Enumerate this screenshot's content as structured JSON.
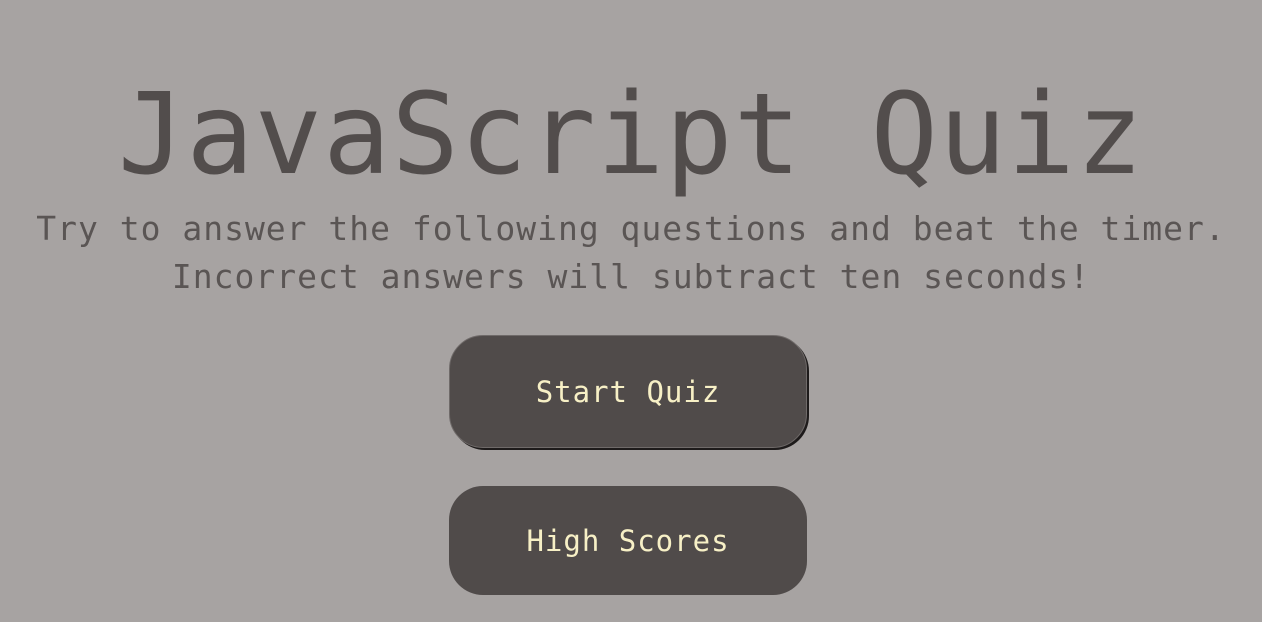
{
  "title": "JavaScript Quiz",
  "subtitle": {
    "line1": "Try to answer the following questions and beat the timer.",
    "line2": "Incorrect answers will subtract ten seconds!"
  },
  "buttons": {
    "start_label": "Start Quiz",
    "high_scores_label": "High Scores"
  },
  "colors": {
    "background": "#a7a3a2",
    "text": "#524d4c",
    "button_bg": "#504b4a",
    "button_text": "#f7f0c6"
  }
}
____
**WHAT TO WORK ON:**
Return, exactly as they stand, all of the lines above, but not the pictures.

**TASK ANSWER:**
Enumerate this screenshot's content as structured JSON.
{
  "title": "JavaScript Quiz",
  "subtitle": {
    "line1": "Try to answer the following questions and beat the timer.",
    "line2": "Incorrect answers will subtract ten seconds!"
  },
  "buttons": {
    "start_label": "Start Quiz",
    "high_scores_label": "High Scores"
  },
  "colors": {
    "background": "#a7a3a2",
    "text": "#524d4c",
    "button_bg": "#504b4a",
    "button_text": "#f7f0c6"
  }
}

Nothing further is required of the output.